» **Try it**
Down to the final line, print each entry exactly.

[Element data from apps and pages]
★ ★ ★

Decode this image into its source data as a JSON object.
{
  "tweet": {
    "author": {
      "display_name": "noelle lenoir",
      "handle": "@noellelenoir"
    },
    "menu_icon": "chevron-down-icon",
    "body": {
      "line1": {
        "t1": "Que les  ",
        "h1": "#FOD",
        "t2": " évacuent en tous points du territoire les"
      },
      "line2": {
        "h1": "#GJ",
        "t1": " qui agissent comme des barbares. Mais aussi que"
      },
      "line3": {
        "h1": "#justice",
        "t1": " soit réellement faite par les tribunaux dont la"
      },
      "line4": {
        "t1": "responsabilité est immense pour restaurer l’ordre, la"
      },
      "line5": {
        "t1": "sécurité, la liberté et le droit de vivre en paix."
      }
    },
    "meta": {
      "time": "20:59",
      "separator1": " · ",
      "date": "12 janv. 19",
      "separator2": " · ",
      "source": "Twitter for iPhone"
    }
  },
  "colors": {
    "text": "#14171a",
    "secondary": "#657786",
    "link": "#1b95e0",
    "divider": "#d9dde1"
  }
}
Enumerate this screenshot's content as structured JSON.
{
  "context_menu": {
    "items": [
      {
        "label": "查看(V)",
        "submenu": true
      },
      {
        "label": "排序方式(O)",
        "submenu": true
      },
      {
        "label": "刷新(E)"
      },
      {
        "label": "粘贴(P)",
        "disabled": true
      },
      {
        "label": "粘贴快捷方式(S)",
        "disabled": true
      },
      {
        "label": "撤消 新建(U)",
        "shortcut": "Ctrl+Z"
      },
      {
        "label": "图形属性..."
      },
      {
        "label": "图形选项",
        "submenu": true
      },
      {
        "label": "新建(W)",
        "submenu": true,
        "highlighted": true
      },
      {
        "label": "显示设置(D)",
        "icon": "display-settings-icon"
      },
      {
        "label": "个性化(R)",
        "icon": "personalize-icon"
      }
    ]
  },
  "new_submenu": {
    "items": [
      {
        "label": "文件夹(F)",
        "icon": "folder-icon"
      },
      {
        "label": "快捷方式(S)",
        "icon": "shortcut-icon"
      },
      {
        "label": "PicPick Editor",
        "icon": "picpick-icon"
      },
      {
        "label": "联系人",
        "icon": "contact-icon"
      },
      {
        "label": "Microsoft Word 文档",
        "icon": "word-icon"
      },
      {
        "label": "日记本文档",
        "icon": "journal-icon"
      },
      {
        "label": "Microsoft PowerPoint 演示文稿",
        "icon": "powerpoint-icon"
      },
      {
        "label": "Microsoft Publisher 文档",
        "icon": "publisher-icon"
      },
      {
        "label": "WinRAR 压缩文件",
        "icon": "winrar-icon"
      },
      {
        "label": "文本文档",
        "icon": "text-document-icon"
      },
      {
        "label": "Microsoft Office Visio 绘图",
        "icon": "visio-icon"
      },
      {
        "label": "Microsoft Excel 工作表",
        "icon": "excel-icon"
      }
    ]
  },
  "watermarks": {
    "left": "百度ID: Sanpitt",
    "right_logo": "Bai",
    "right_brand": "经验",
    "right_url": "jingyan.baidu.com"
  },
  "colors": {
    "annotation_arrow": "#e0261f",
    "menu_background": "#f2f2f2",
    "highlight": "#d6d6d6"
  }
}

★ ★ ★

» **Written answer**
Decode this image into its source data as a JSON object.
{
  "tweet": {
    "author": {
      "display_name": "noelle lenoir",
      "handle": "@noellelenoir"
    },
    "menu_icon": "chevron-down-icon",
    "body": {
      "line1": {
        "t1": "Que les  ",
        "h1": "#FOD",
        "t2": " évacuent en tous points du territoire les"
      },
      "line2": {
        "h1": "#GJ",
        "t1": " qui agissent comme des barbares. Mais aussi que"
      },
      "line3": {
        "h1": "#justice",
        "t1": " soit réellement faite par les tribunaux dont la"
      },
      "line4": {
        "t1": "responsabilité est immense pour restaurer l’ordre, la"
      },
      "line5": {
        "t1": "sécurité, la liberté et le droit de vivre en paix."
      }
    },
    "meta": {
      "time": "20:59",
      "separator1": " · ",
      "date": "12 janv. 19",
      "separator2": " · ",
      "source": "Twitter for iPhone"
    }
  },
  "colors": {
    "text": "#14171a",
    "secondary": "#657786",
    "link": "#1b95e0",
    "divider": "#d9dde1"
  }
}
Enumerate this screenshot's content as structured JSON.
{
  "context_menu": {
    "items": [
      {
        "label": "查看(V)",
        "submenu": true
      },
      {
        "label": "排序方式(O)",
        "submenu": true
      },
      {
        "label": "刷新(E)"
      },
      {
        "label": "粘贴(P)",
        "disabled": true
      },
      {
        "label": "粘贴快捷方式(S)",
        "disabled": true
      },
      {
        "label": "撤消 新建(U)",
        "shortcut": "Ctrl+Z"
      },
      {
        "label": "图形属性..."
      },
      {
        "label": "图形选项",
        "submenu": true
      },
      {
        "label": "新建(W)",
        "submenu": true,
        "highlighted": true
      },
      {
        "label": "显示设置(D)",
        "icon": "display-settings-icon"
      },
      {
        "label": "个性化(R)",
        "icon": "personalize-icon"
      }
    ]
  },
  "new_submenu": {
    "items": [
      {
        "label": "文件夹(F)",
        "icon": "folder-icon"
      },
      {
        "label": "快捷方式(S)",
        "icon": "shortcut-icon"
      },
      {
        "label": "PicPick Editor",
        "icon": "picpick-icon"
      },
      {
        "label": "联系人",
        "icon": "contact-icon"
      },
      {
        "label": "Microsoft Word 文档",
        "icon": "word-icon"
      },
      {
        "label": "日记本文档",
        "icon": "journal-icon"
      },
      {
        "label": "Microsoft PowerPoint 演示文稿",
        "icon": "powerpoint-icon"
      },
      {
        "label": "Microsoft Publisher 文档",
        "icon": "publisher-icon"
      },
      {
        "label": "WinRAR 压缩文件",
        "icon": "winrar-icon"
      },
      {
        "label": "文本文档",
        "icon": "text-document-icon"
      },
      {
        "label": "Microsoft Office Visio 绘图",
        "icon": "visio-icon"
      },
      {
        "label": "Microsoft Excel 工作表",
        "icon": "excel-icon"
      }
    ]
  },
  "watermarks": {
    "left": "百度ID: Sanpitt",
    "right_logo": "Bai",
    "right_brand": "经验",
    "right_url": "jingyan.baidu.com"
  },
  "colors": {
    "annotation_arrow": "#e0261f",
    "menu_background": "#f2f2f2",
    "highlight": "#d6d6d6"
  }
}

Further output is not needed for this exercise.